   Though that might be my usual method for solving problems, it didn’t work too well on the happy go lucky dream Leigh.  Mores the pity. 

   I dragged myself off the bed and into the shower, then packed my things and headed for the airport.  

   No one in Elk Snout--or wherever the hell it was I’d been hunting--would notice I was gone.  As I did in every area I visited, I’d rented an isolated cabin, telling anyone who asked, and it was shocking how few people did, that I was with the Department of Natural Resources, studying a new strain of rabies in the wolf population.

   This excuse conveniently explained away my odd hours, my penchant for walking with a gun or three, as well as my cranky nature.     The hunting and fishing police were not well liked by the common folk.  Which got me left alone--my favorite thing to be.

   I arrived at the airport, where I was informed only one plane a day flew to Minneapolis.  Luckily that single flight was scheduled late in the afternoon and there were plenty of seats.  
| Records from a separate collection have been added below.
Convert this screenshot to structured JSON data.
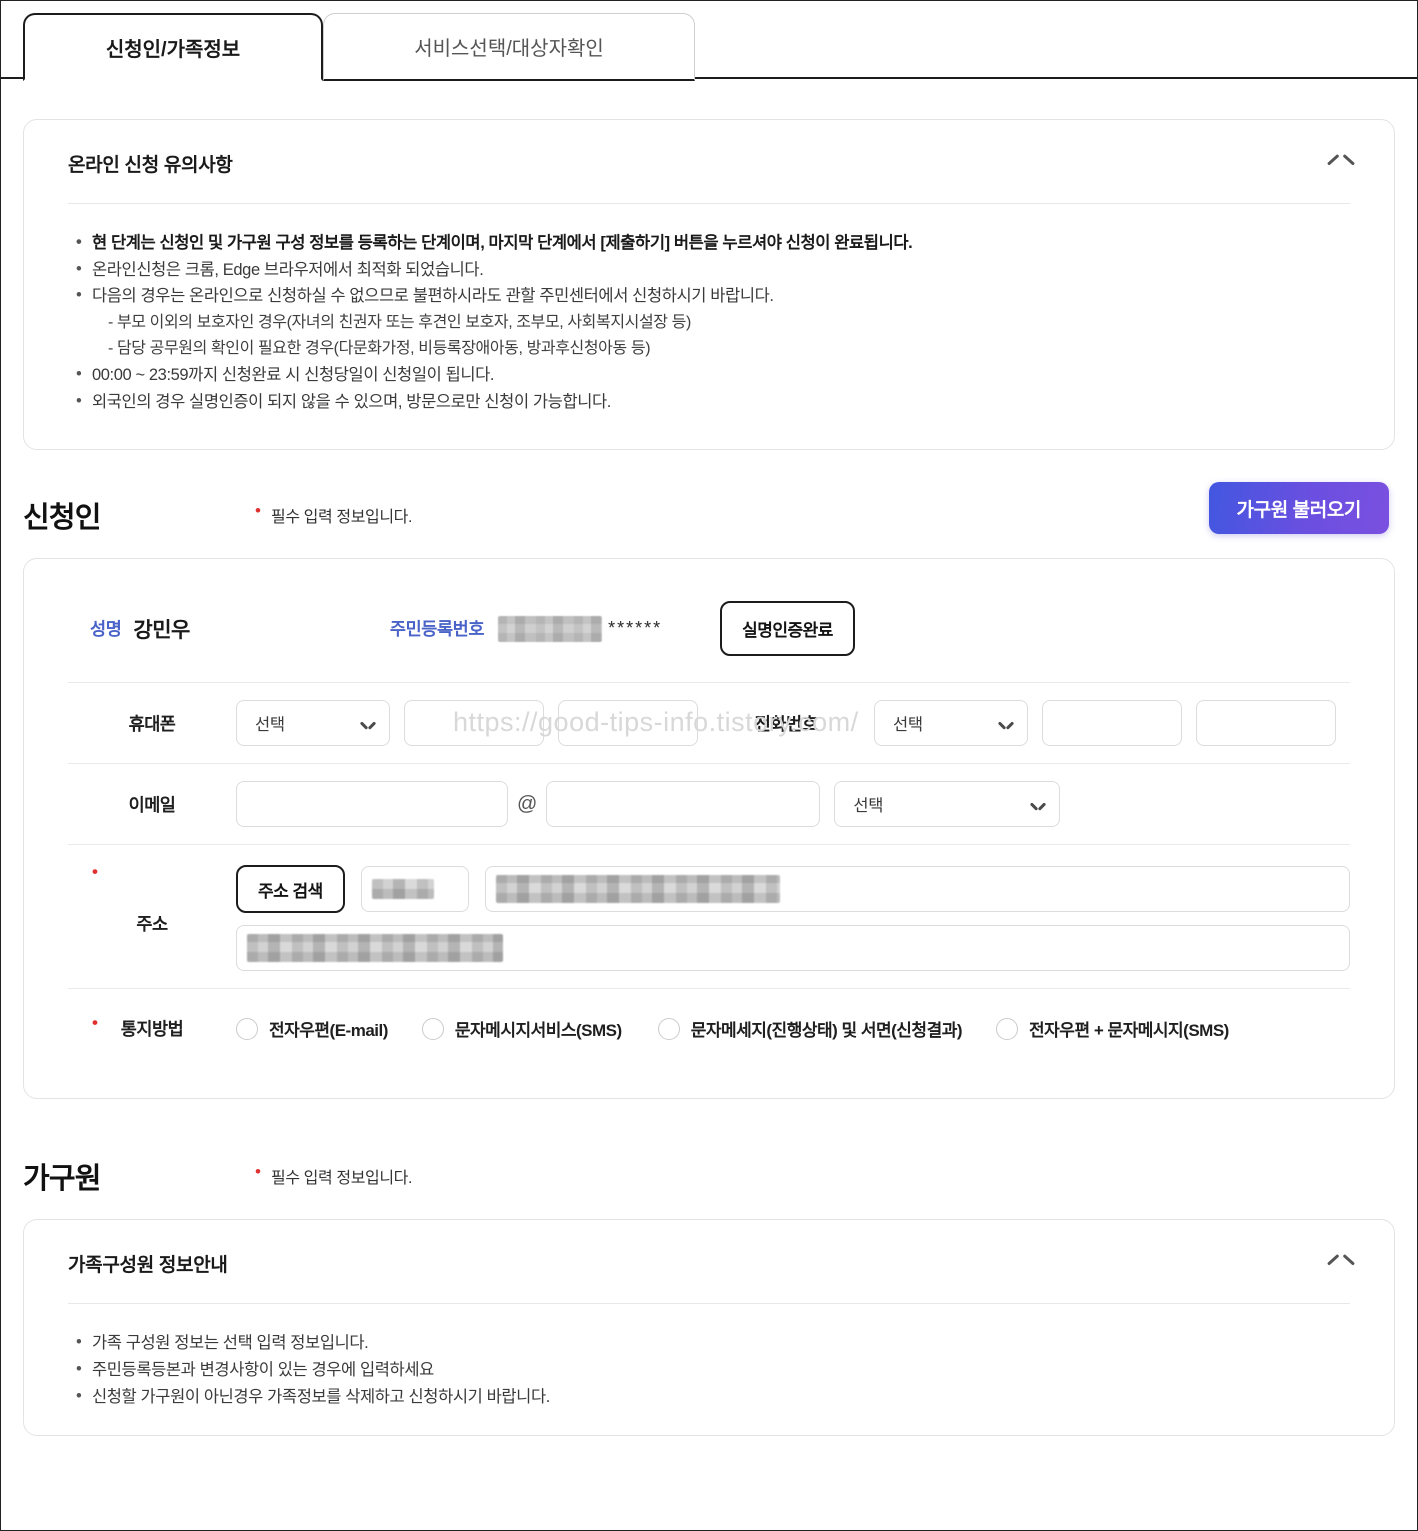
{
  "tabs": [
    {
      "label": "신청인/가족정보",
      "active": true
    },
    {
      "label": "서비스선택/대상자확인",
      "active": false
    }
  ],
  "notice_panel": {
    "title": "온라인 신청 유의사항",
    "collapse_icon": "chevron-up-icon",
    "items": [
      {
        "text": "현 단계는 신청인 및 가구원 구성 정보를 등록하는 단계이며, 마지막 단계에서 [제출하기] 버튼을 누르셔야 신청이 완료됩니다.",
        "style": "bold",
        "bullet": true
      },
      {
        "text": "온라인신청은 크롬, Edge 브라우저에서 최적화 되었습니다.",
        "style": "normal",
        "bullet": true
      },
      {
        "text": "다음의 경우는 온라인으로 신청하실 수 없으므로 불편하시라도 관할 주민센터에서 신청하시기 바랍니다.",
        "style": "normal",
        "bullet": true
      },
      {
        "text": "- 부모 이외의 보호자인 경우(자녀의 친권자 또는 후견인 보호자, 조부모, 사회복지시설장 등)",
        "style": "sub",
        "bullet": false
      },
      {
        "text": "- 담당 공무원의 확인이 필요한 경우(다문화가정, 비등록장애아동, 방과후신청아동 등)",
        "style": "sub",
        "bullet": false
      },
      {
        "text": "00:00 ~ 23:59까지 신청완료 시 신청당일이 신청일이 됩니다.",
        "style": "normal",
        "bullet": true
      },
      {
        "text": "외국인의 경우 실명인증이 되지 않을 수 있으며, 방문으로만 신청이 가능합니다.",
        "style": "normal",
        "bullet": true
      }
    ]
  },
  "applicant_section": {
    "title": "신청인",
    "required_note": "필수 입력 정보입니다.",
    "household_button": "가구원 불러오기",
    "name_label": "성명",
    "name_value": "강민우",
    "rrn_label": "주민등록번호",
    "rrn_masked_suffix": "******",
    "verified_badge": "실명인증완료",
    "mobile": {
      "label": "휴대폰",
      "select_value": "선택",
      "part2": "",
      "part3": ""
    },
    "telephone": {
      "label": "전화번호",
      "select_value": "선택",
      "part2": "",
      "part3": ""
    },
    "email": {
      "label": "이메일",
      "local": "",
      "at": "@",
      "domain": "",
      "select_value": "선택"
    },
    "address": {
      "label": "주소",
      "search_button": "주소 검색",
      "zipcode": "",
      "line1": "",
      "line2": ""
    },
    "notify": {
      "label": "통지방법",
      "options": [
        {
          "label": "전자우편(E-mail)",
          "selected": false
        },
        {
          "label": "문자메시지서비스(SMS)",
          "selected": false
        },
        {
          "label": "문자메세지(진행상태) 및 서면(신청결과)",
          "selected": false
        },
        {
          "label": "전자우편 + 문자메시지(SMS)",
          "selected": false
        }
      ]
    }
  },
  "household_section": {
    "title": "가구원",
    "required_note": "필수 입력 정보입니다."
  },
  "family_panel": {
    "title": "가족구성원 정보안내",
    "collapse_icon": "chevron-up-icon",
    "items": [
      "가족 구성원 정보는 선택 입력 정보입니다.",
      "주민등록등본과 변경사항이 있는 경우에 입력하세요",
      "신청할 가구원이 아닌경우 가족정보를 삭제하고 신청하시기 바랍니다."
    ]
  },
  "watermark": "https://good-tips-info.tistory.com/",
  "colors": {
    "accent_purple": "#6a4fe0",
    "label_blue": "#4a63c8",
    "required_red": "#e03131",
    "border_gray": "#e3e3e6"
  }
}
   I had ID from the J-S society, which established me as a warden and allowed me to ship my weapons--a standard issue 12 gauge Remington shotgun, my personal hunting rifle and a Glock 40 caliber semiautomatic, also standard DNR issue.  An hour after touching down, I hit the road to Crow Valley.  

   I didn’t bother to call ahead and announce my arrival.  Edward had known all along that I would come.  No matter what he asked of me, I would agree.  Not because I respected him, though I did, more than anyone I’d ever known, but because he let me do what I had to do.  Kill the animals, the monsters, the werewolves.  

   It was the only thing I had left to live for.